I am trying to figure if SDA and SCL pins from Arduino Uno is a TTL or a CMOS technology. I am not able to find this info anywhere but regarding it is a I2C protocol it does make sense to be a TTL technology. Can someone kindly confirm this info, please?
It is CMOS in that the IO pins of the MCU use MOSFETs not BJTs.
However I2C is slightly different in that it is open-drain not push-pull, so it's not really either TTL or CMOS since it doesn't conform to either logic level standard (since there is no "high" voltage, only what is pulled up by the external resistor). That said, since the ATMega is normally CMOS when in input or push-pull mode the logic levels of the I2C should conform to CMOS not TTL in order for the Arduino to read them properly.
It's closer to RTL than TTL or CMOS.
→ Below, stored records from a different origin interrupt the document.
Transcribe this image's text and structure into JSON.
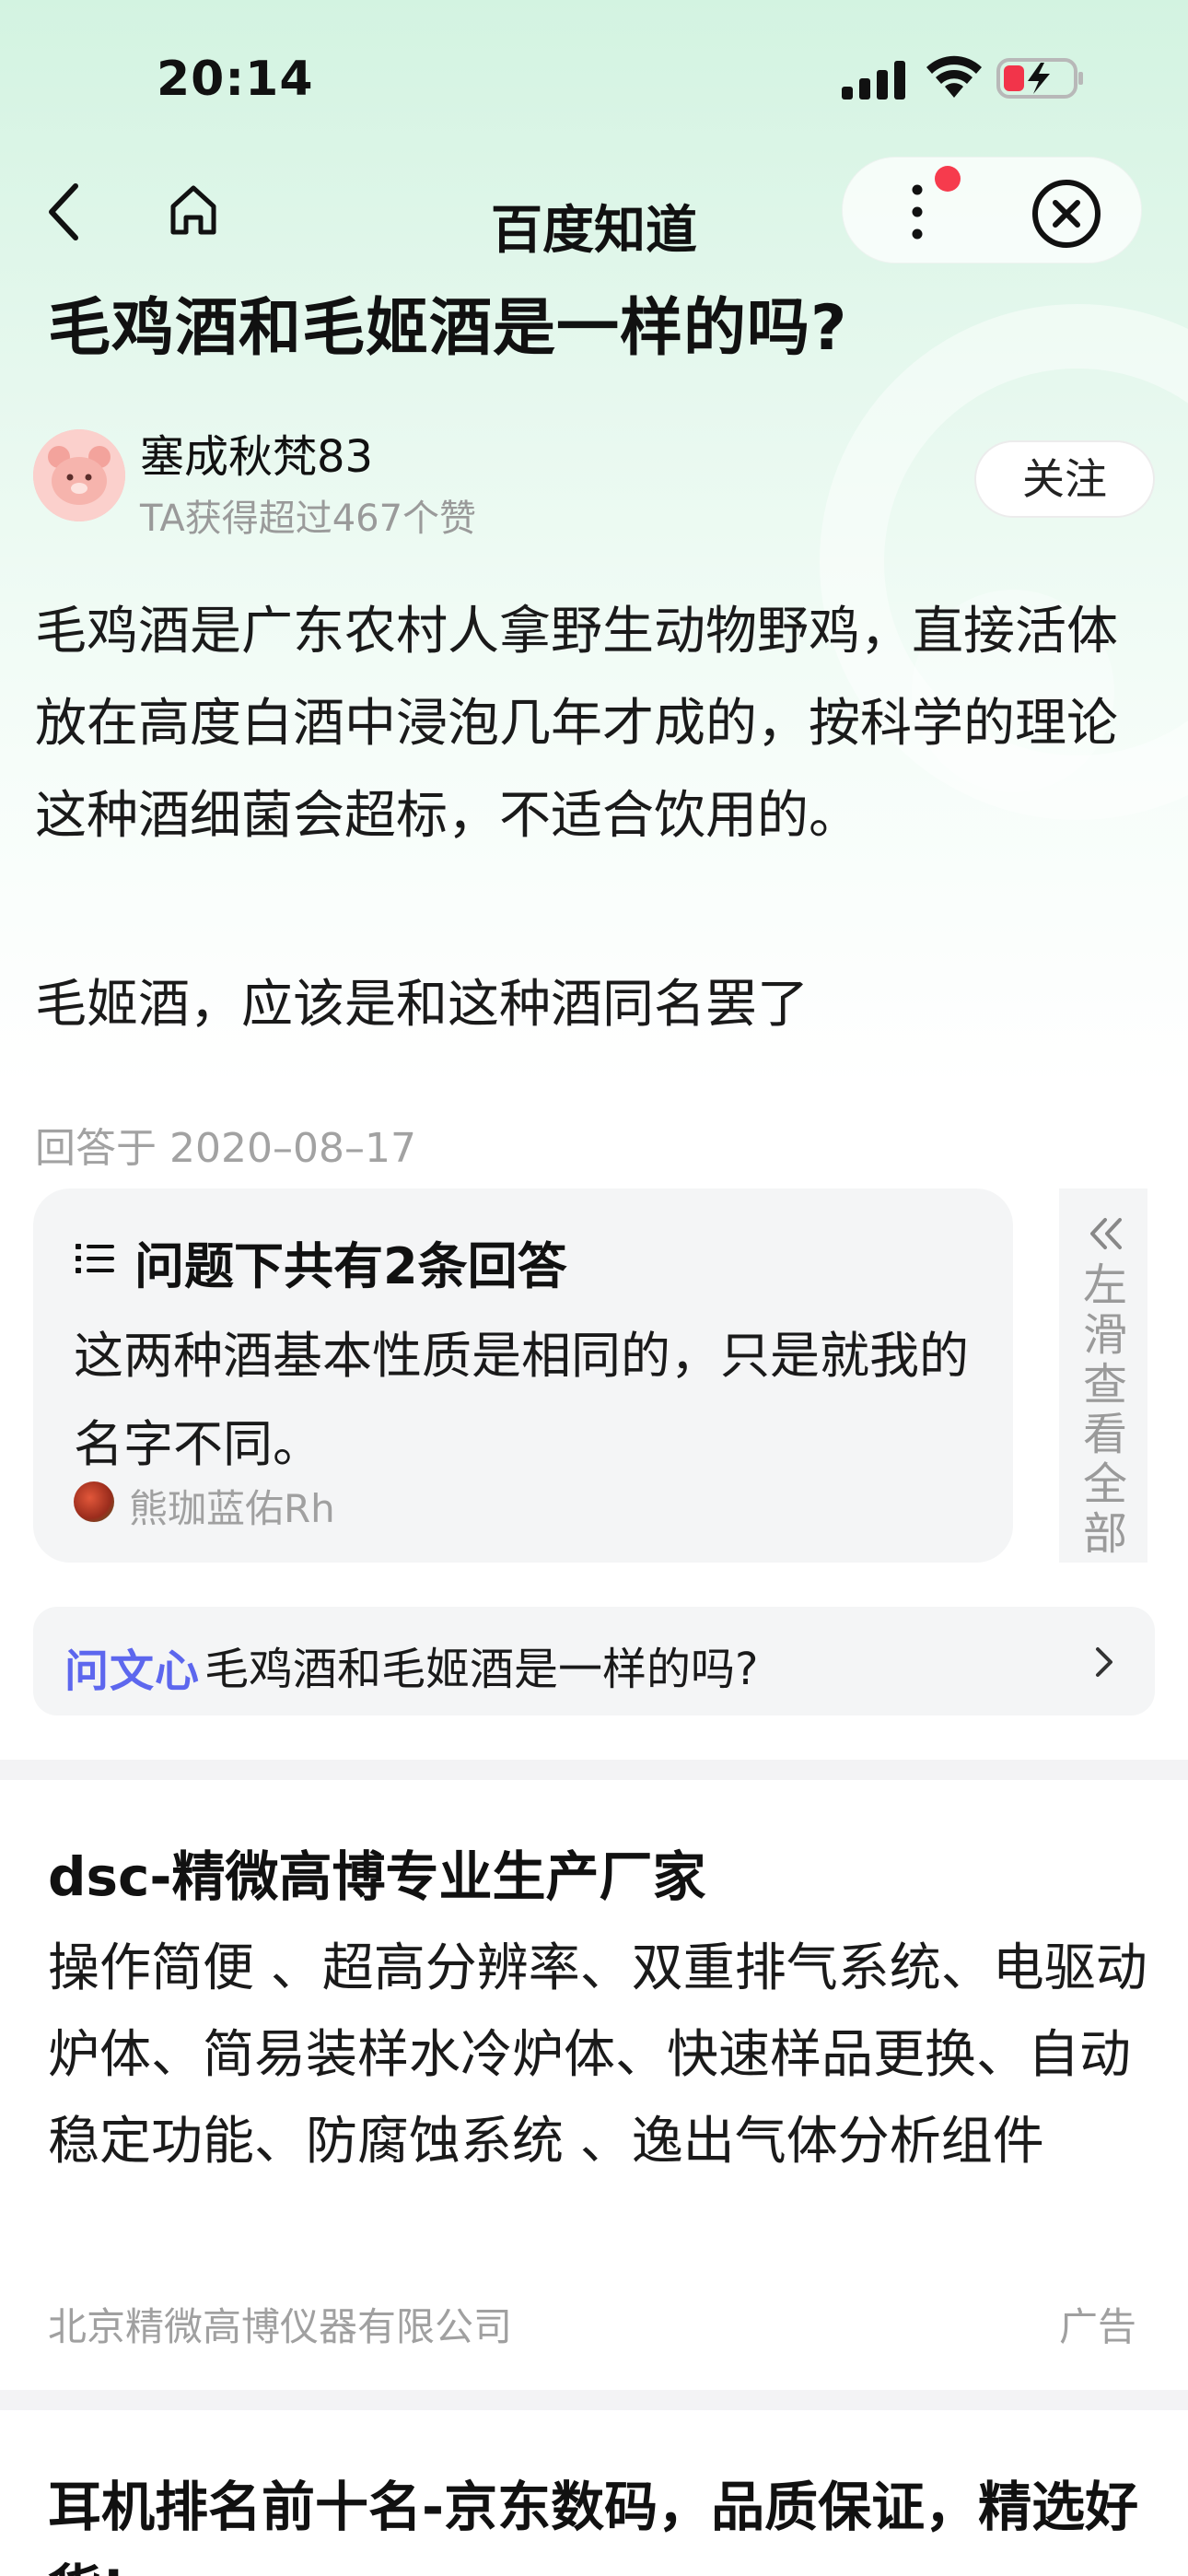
{
  "status_bar": {
    "time": "20:14"
  },
  "nav": {
    "title": "百度知道"
  },
  "question": {
    "title": "毛鸡酒和毛姬酒是一样的吗?"
  },
  "author": {
    "name": "塞成秋梵83",
    "likes": "TA获得超过467个赞",
    "follow_label": "关注"
  },
  "answer": {
    "paragraph1": "毛鸡酒是广东农村人拿野生动物野鸡，直接活体放在高度白酒中浸泡几年才成的，按科学的理论这种酒细菌会超标，不适合饮用的。",
    "paragraph2": "毛姬酒，应该是和这种酒同名罢了",
    "date": "回答于 2020–08–17"
  },
  "answers_card": {
    "heading": "问题下共有2条回答",
    "answer_text": "这两种酒基本性质是相同的，只是就我的名字不同。",
    "user": "熊珈蓝佑Rh",
    "swipe_hint": "左滑查看全部"
  },
  "wenxin": {
    "brand": "问文心",
    "query": "毛鸡酒和毛姬酒是一样的吗?"
  },
  "ad1": {
    "title": "dsc-精微高博专业生产厂家",
    "description": "操作简便 、超高分辨率、双重排气系统、电驱动炉体、简易装样水冷炉体、快速样品更换、自动稳定功能、防腐蚀系统 、逸出气体分析组件",
    "company": "北京精微高博仪器有限公司",
    "tag": "广告"
  },
  "ad2": {
    "title": "耳机排名前十名-京东数码，品质保证，精选好货!"
  },
  "icons": [
    "signal-icon",
    "wifi-icon",
    "battery-charging-icon",
    "back-icon",
    "home-icon",
    "more-icon",
    "close-icon",
    "list-icon",
    "double-chevron-left-icon",
    "chevron-right-icon"
  ],
  "colors": {
    "accent_green": "#d3f3e1",
    "wenxin_brand": "#5d67ee",
    "notification_dot": "#f63b4d"
  }
}
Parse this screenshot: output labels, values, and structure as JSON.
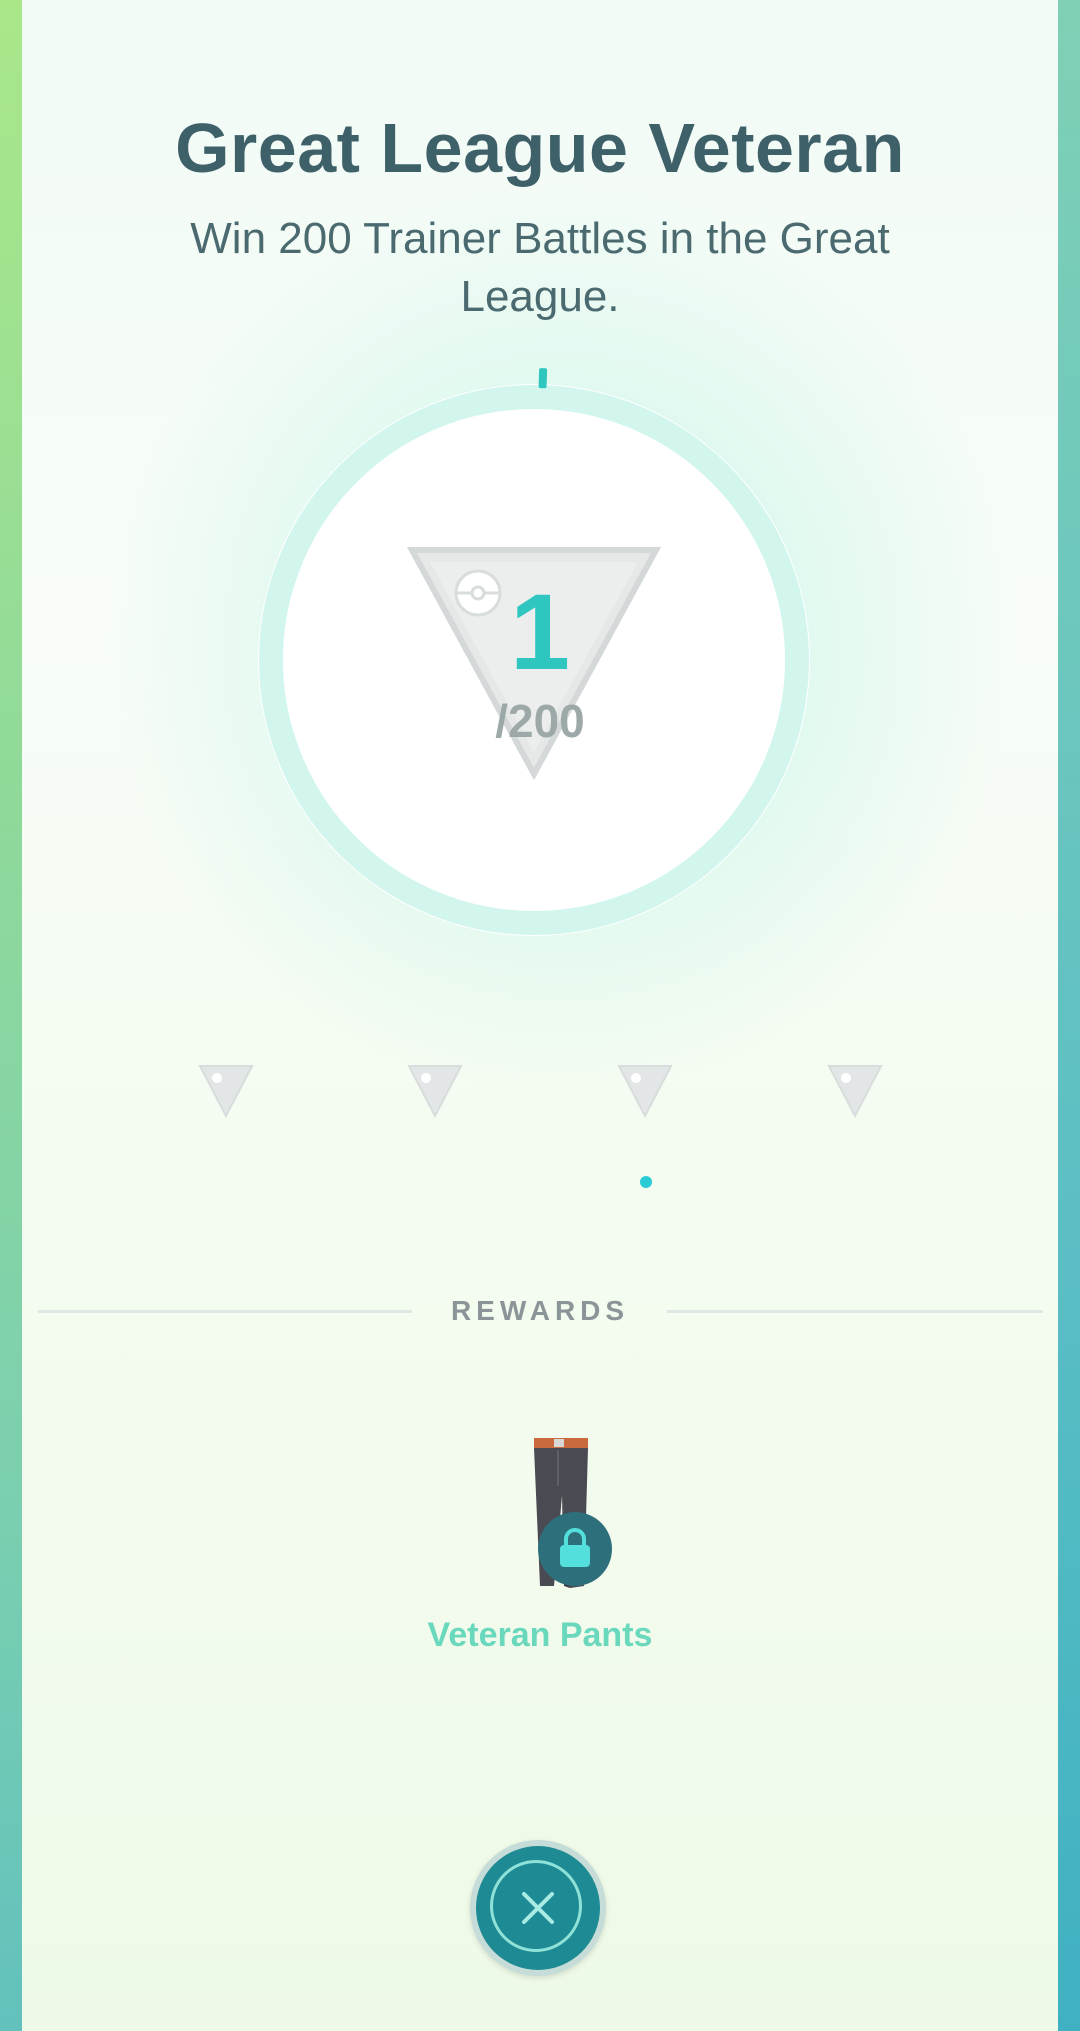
{
  "medal": {
    "title": "Great League Veteran",
    "description": "Win 200 Trainer Battles in the Great League.",
    "progress": {
      "current": "1",
      "total": "/200",
      "fraction": 0.005
    },
    "tiers": [
      {
        "name": "tier-1",
        "state": "locked"
      },
      {
        "name": "tier-2",
        "state": "locked"
      },
      {
        "name": "tier-3",
        "state": "locked"
      },
      {
        "name": "tier-4",
        "state": "locked"
      }
    ],
    "pagination": {
      "current_page": 1,
      "total_pages": 1
    }
  },
  "rewards": {
    "label": "REWARDS",
    "items": [
      {
        "name": "Veteran Pants",
        "icon": "pants-icon",
        "locked": true,
        "badge_icon": "lock-icon"
      }
    ]
  },
  "close_button": {
    "icon": "close-icon"
  },
  "colors": {
    "accent": "#2fc6c0",
    "title": "#3e6069",
    "reward_name": "#6ad8bd",
    "close_button": "#1e8b94"
  }
}
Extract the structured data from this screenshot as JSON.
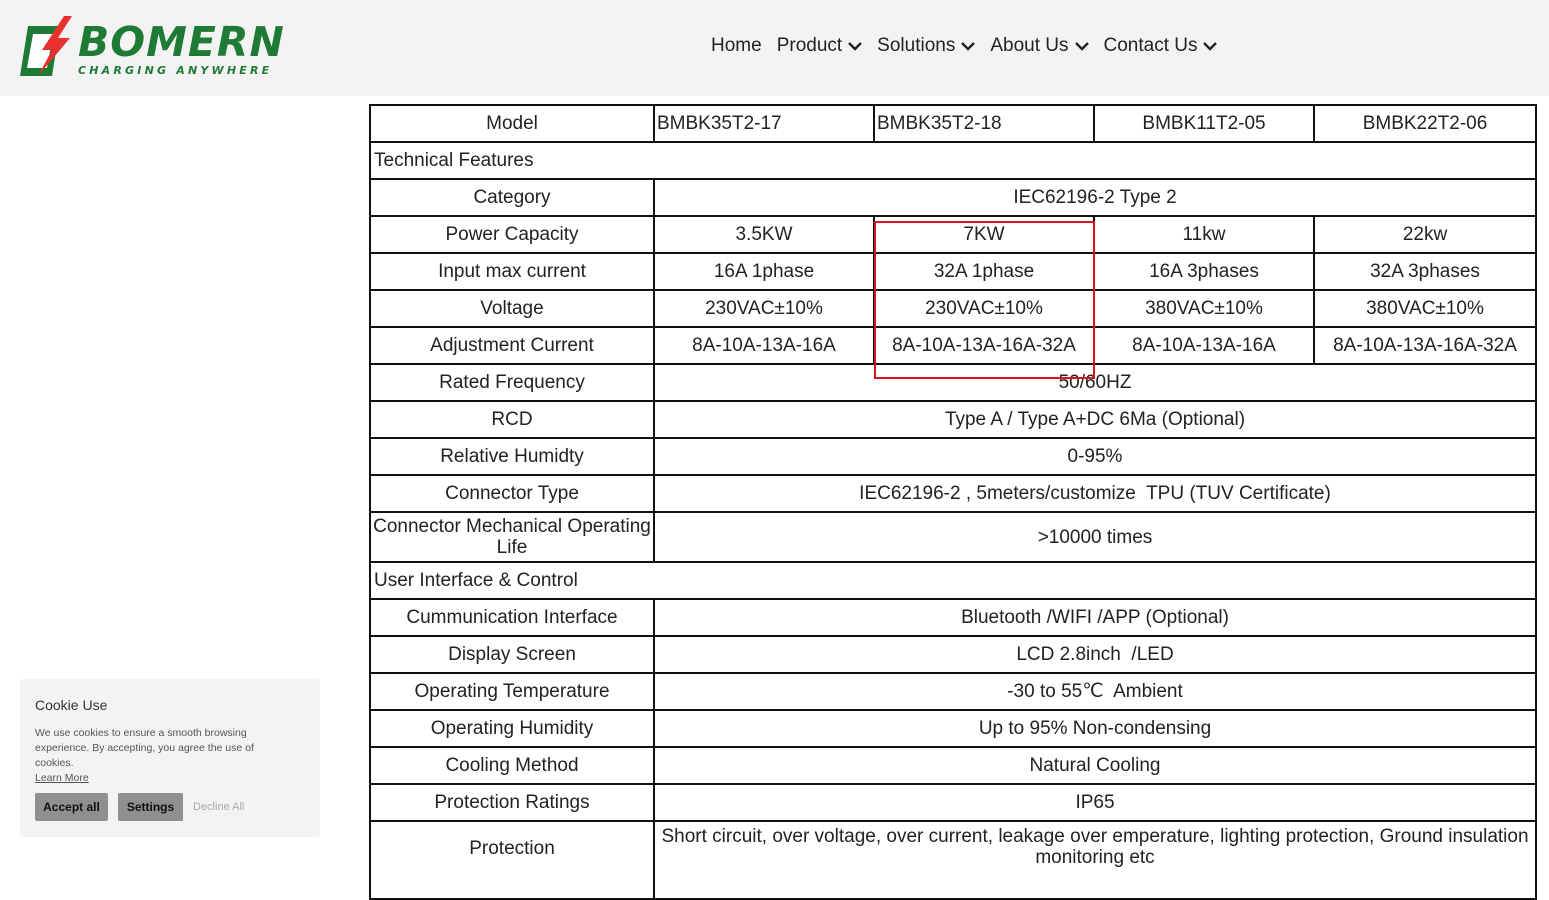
{
  "brand": {
    "name": "BOMERN",
    "tagline": "CHARGING ANYWHERE",
    "color": "#1f7a36",
    "accent": "#e8312f"
  },
  "nav": {
    "items": [
      "Home",
      "Product",
      "Solutions",
      "About Us",
      "Contact Us"
    ]
  },
  "table": {
    "models": {
      "label": "Model",
      "values": [
        "BMBK35T2-17",
        "BMBK35T2-18",
        "BMBK11T2-05",
        "BMBK22T2-06"
      ]
    },
    "sections": {
      "technical": "Technical Features",
      "ui": "User Interface & Control"
    },
    "rows": {
      "category": {
        "label": "Category",
        "value": "IEC62196-2 Type 2"
      },
      "power": {
        "label": "Power Capacity",
        "values": [
          "3.5KW",
          "7KW",
          "11kw",
          "22kw"
        ]
      },
      "input": {
        "label": "Input max current",
        "values": [
          "16A 1phase",
          "32A 1phase",
          "16A 3phases",
          "32A 3phases"
        ]
      },
      "voltage": {
        "label": "Voltage",
        "values": [
          "230VAC±10%",
          "230VAC±10%",
          "380VAC±10%",
          "380VAC±10%"
        ]
      },
      "adjust": {
        "label": "Adjustment Current",
        "values": [
          "8A-10A-13A-16A",
          "8A-10A-13A-16A-32A",
          "8A-10A-13A-16A",
          "8A-10A-13A-16A-32A"
        ]
      },
      "freq": {
        "label": "Rated Frequency",
        "value": "50/60HZ"
      },
      "rcd": {
        "label": "RCD",
        "value": "Type A / Type A+DC 6Ma (Optional)"
      },
      "humidity": {
        "label": "Relative Humidty",
        "value": "0-95%"
      },
      "connector": {
        "label": "Connector Type",
        "value": "IEC62196-2 , 5meters/customize  TPU (TUV Certificate)"
      },
      "mech_life": {
        "label": "Connector Mechanical Operating Life",
        "value": ">10000 times"
      },
      "comm": {
        "label": "Cummunication Interface",
        "value": "Bluetooth /WIFI /APP (Optional)"
      },
      "display": {
        "label": "Display Screen",
        "value": "LCD 2.8inch  /LED"
      },
      "op_temp": {
        "label": "Operating Temperature",
        "value": "-30 to 55℃  Ambient"
      },
      "op_hum": {
        "label": "Operating Humidity",
        "value": "Up to 95% Non-condensing"
      },
      "cooling": {
        "label": "Cooling Method",
        "value": "Natural Cooling"
      },
      "ip": {
        "label": "Protection Ratings",
        "value": "IP65"
      },
      "protection": {
        "label": "Protection",
        "value": "Short circuit, over voltage, over current, leakage over emperature, lighting protection, Ground insulation monitoring etc"
      }
    },
    "highlight_color": "#d0191f"
  },
  "cookie": {
    "title": "Cookie Use",
    "text": "We use cookies to ensure a smooth browsing experience. By accepting, you agree the use of cookies.",
    "learn_more": "Learn More",
    "accept": "Accept all",
    "settings": "Settings",
    "decline": "Decline All"
  }
}
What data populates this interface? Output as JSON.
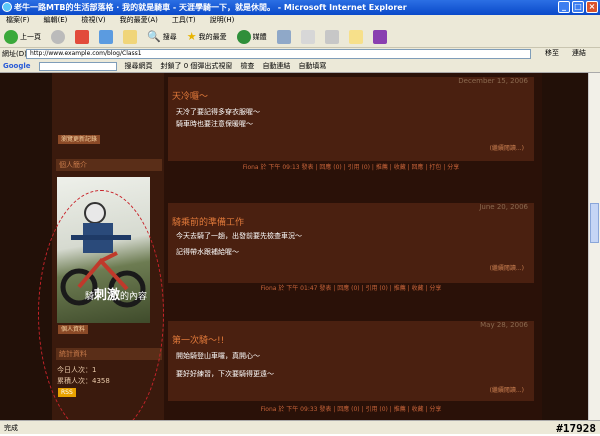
{
  "window": {
    "title": "老牛一路MTB的生活部落格 · 我的就是騎車 - 天涯學騎一下，就是休閒。 - Microsoft Internet Explorer"
  },
  "menu": [
    "檔案(F)",
    "編輯(E)",
    "檢視(V)",
    "我的最愛(A)",
    "工具(T)",
    "說明(H)"
  ],
  "toolbar": {
    "back": "上一頁",
    "search": "搜尋",
    "favorites": "我的最愛",
    "media": "媒體"
  },
  "address": {
    "label": "網址(D)",
    "value": "http://www.example.com/blog/Class1",
    "go": "移至",
    "links": "連結"
  },
  "googlebar": {
    "brand": "Google",
    "search_btn": "搜尋網頁",
    "items": [
      "封鎖了 0 個彈出式視窗",
      "檢查",
      "自動連結",
      "自動填寫"
    ]
  },
  "sidebar": {
    "btn_top": "瀏覽更新記錄",
    "head_photo": "個人簡介",
    "photo_caption_a": "騎",
    "photo_caption_b": "刺激",
    "photo_caption_c": "的內容",
    "btn_profile": "個人資料",
    "head_stats": "統計資料",
    "stat_today": "今日人次：1",
    "stat_total": "累積人次：4358",
    "rss": "RSS"
  },
  "posts": [
    {
      "date": "December 15, 2006",
      "title": "天冷囉～",
      "lines": [
        "天冷了要記得多穿衣服喔～",
        "騎車時也要注意保暖喔～"
      ],
      "more": "(繼續閱讀...)",
      "footer": "Fiona 於 下午 09:13 發表 | 回應 (0) | 引用 (0) | 推薦 | 收藏 | 回應 | 打包 | 分享"
    },
    {
      "date": "June 20, 2006",
      "title": "騎乘前的準備工作",
      "lines": [
        "今天去騎了一趟，出發前要先檢查車況～",
        "記得帶水跟補給喔～"
      ],
      "more": "(繼續閱讀...)",
      "footer": "Fiona 於 下午 01:47 發表 | 回應 (0) | 引用 (0) | 推薦 | 收藏 | 分享"
    },
    {
      "date": "May 28, 2006",
      "title": "第一次騎～!!",
      "lines": [
        "開始騎登山車囉，真開心～",
        "要好好練習，下次要騎得更遠～"
      ],
      "more": "(繼續閱讀...)",
      "footer": "Fiona 於 下午 09:33 發表 | 回應 (0) | 引用 (0) | 推薦 | 收藏 | 分享"
    }
  ],
  "status": {
    "text": "完成",
    "watermark": "#17928"
  },
  "colors": {
    "page_bg": "#221008",
    "post_bg": "#4a2010",
    "title_orange": "#e0793a",
    "annotation_red": "#c8232a"
  }
}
Your question makes no sense. I²C uses open-drain/open-collector drivers which can even be discrete transistors or FETs although the inputs correspond to CMOS/TTL. These can be mixed - the Arduino uses MOS technology.
Of more significance is the supply voltage and the high/low trigger points (and of course the value of the mandatory pullup resistors which determine speed and/or range).
It is possible to use mixed 3.3V/5V levels. I use a Pi (3.3V) to communicate to Arduino (5V) which works (provided pullup is to 3.3V) although technically the Arduino input high levels are marginal.